Global pandemic, Coronavirus, projected infection and death rates, social distancing, 14-day isolation period are now the headlines of every newspaper and news show. It’s been a mere 45 days since I walked the streets of the World Ag Expo. During my trip to California I met with a client and we discussed a 30 percent earning year in the market, expansion, projections and newfound opportunities. I had another client discussing the liquidation of a ranch going to the market as a 10–14 percent return was easily achieved with relative safety. “Oh, how quickly things can change.”

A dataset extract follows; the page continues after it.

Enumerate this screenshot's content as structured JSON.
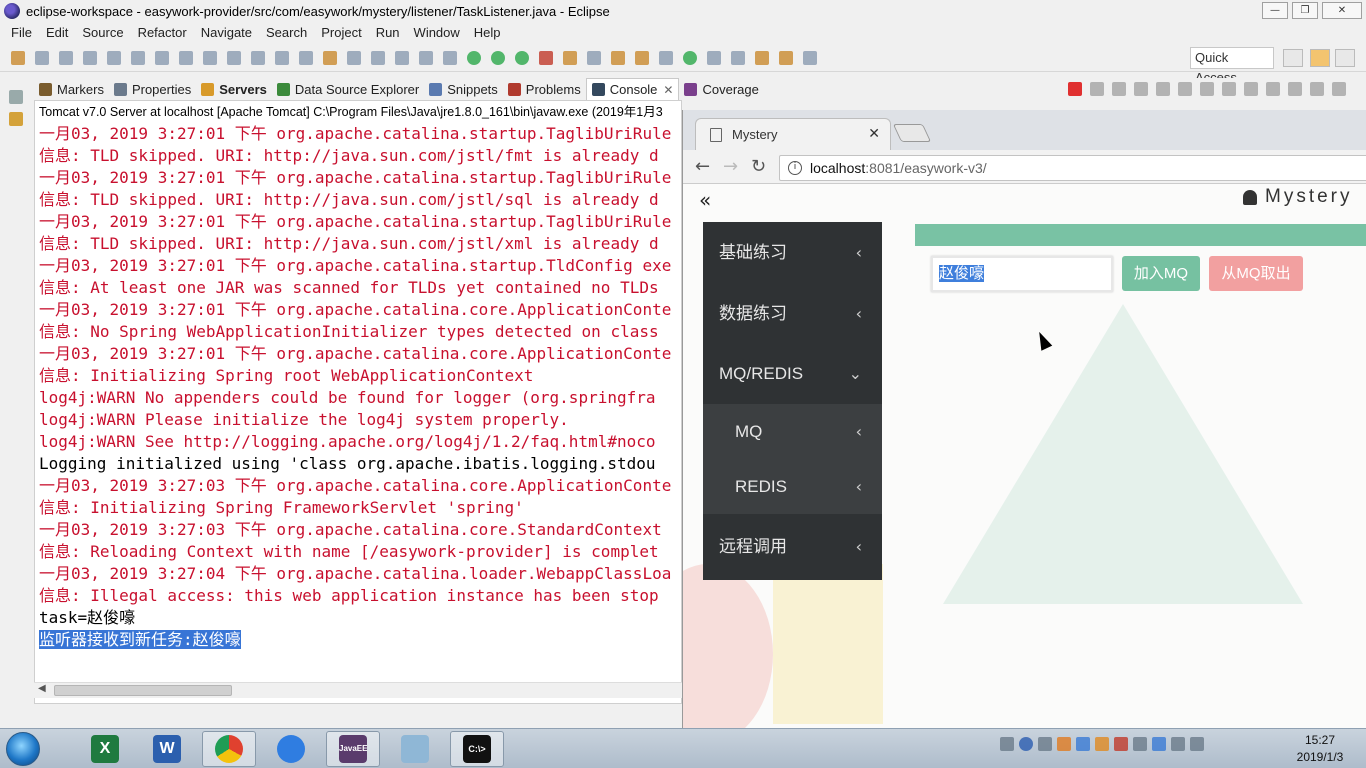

Mark Dotzour, retired economist from Texas A&M is a man I trust. Over the years I have attended the National Land Conference with the purpose of hearing his analysis of the state of the economy. Recently, I attended a phone conference with Dr. Dotzour to understand the impact of the coronavirus on the economy and my focus—the ranch industry. My summary: lightning has struck twice with the oil war between OPEC and Russia driving oil prices to a low $20 per barrel and a “Black Swan” event. A Black Swan event has a very low probability of happening, it is unforeseen but has dramatic economic effects. The Coronavirus is a Black Swan; it will have enormous economic effects and the extent of its impact is still yet to be seen. Because of our close ties to China, this pandemic has resulted not only in supply shock as goods cannot be shipped, but demand shock to the U.S. economy shut down as a result of the quarantine. I also listened to a podcast with Jim Rickards, bestselling author, attorney and global speculator. His view of this market is dramatic as well. He believes its impact globally could surpass 2008 and reflect the year of 1929. Bottom line, we’re in a serious economic situation. If you’re over leveraged, clean up debt. Hard assets, such as land, quickly become the safest place to have money. These great economic minds are seeking clarity as this situation is unprecedented, complex and troublesome.

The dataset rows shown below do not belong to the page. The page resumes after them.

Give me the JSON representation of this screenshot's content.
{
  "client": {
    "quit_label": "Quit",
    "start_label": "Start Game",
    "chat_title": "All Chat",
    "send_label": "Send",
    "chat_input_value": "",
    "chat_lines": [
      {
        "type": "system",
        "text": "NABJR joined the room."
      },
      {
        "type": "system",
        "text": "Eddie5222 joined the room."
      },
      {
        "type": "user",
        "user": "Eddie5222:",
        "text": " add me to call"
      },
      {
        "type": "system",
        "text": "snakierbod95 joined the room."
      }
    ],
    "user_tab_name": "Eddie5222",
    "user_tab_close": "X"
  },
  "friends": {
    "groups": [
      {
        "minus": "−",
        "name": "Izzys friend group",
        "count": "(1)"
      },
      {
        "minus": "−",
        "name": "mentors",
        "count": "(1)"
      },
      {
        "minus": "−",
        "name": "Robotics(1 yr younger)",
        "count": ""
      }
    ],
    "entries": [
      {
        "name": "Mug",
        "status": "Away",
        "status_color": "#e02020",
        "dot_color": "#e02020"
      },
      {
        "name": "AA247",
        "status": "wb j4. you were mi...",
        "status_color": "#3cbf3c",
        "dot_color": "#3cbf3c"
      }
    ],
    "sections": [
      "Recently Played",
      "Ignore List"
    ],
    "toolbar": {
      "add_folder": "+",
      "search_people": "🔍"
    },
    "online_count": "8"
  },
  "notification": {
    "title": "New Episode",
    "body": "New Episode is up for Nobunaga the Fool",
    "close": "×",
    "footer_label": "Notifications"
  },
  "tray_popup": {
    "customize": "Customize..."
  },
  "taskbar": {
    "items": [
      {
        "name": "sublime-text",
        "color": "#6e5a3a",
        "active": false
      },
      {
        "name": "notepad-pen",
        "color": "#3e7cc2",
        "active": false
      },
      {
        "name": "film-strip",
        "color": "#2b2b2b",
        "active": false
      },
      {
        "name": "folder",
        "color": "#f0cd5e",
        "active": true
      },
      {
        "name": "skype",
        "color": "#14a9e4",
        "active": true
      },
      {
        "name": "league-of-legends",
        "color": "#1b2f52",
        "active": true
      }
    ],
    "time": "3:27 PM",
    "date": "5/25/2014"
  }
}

So, what do we do? I loved Jim Rickards’ advice, “Be a good neighbor” or in my words, “Consider the preciousness of others.” When the physical is unknown, many of us turn to philosophical answers; I turn to the only source I truly trust. In summary, Matthew 22:35–40 says, “Love God and love your neighbor.” Folks, this is all we got. As uncertainty abounds, there is fear in the air, and we’re not only concerned for ourselves, but, deeply concerned for the health and financial wellbeing of anyone close to us. The only peace I find is knowing the creator of the universe is bigger than Covid-19. He loves you, and you can find a great promise in Psalm 91. Rest in this peace, care for your neighbors, there is hope, and we will come out stronger than ever before.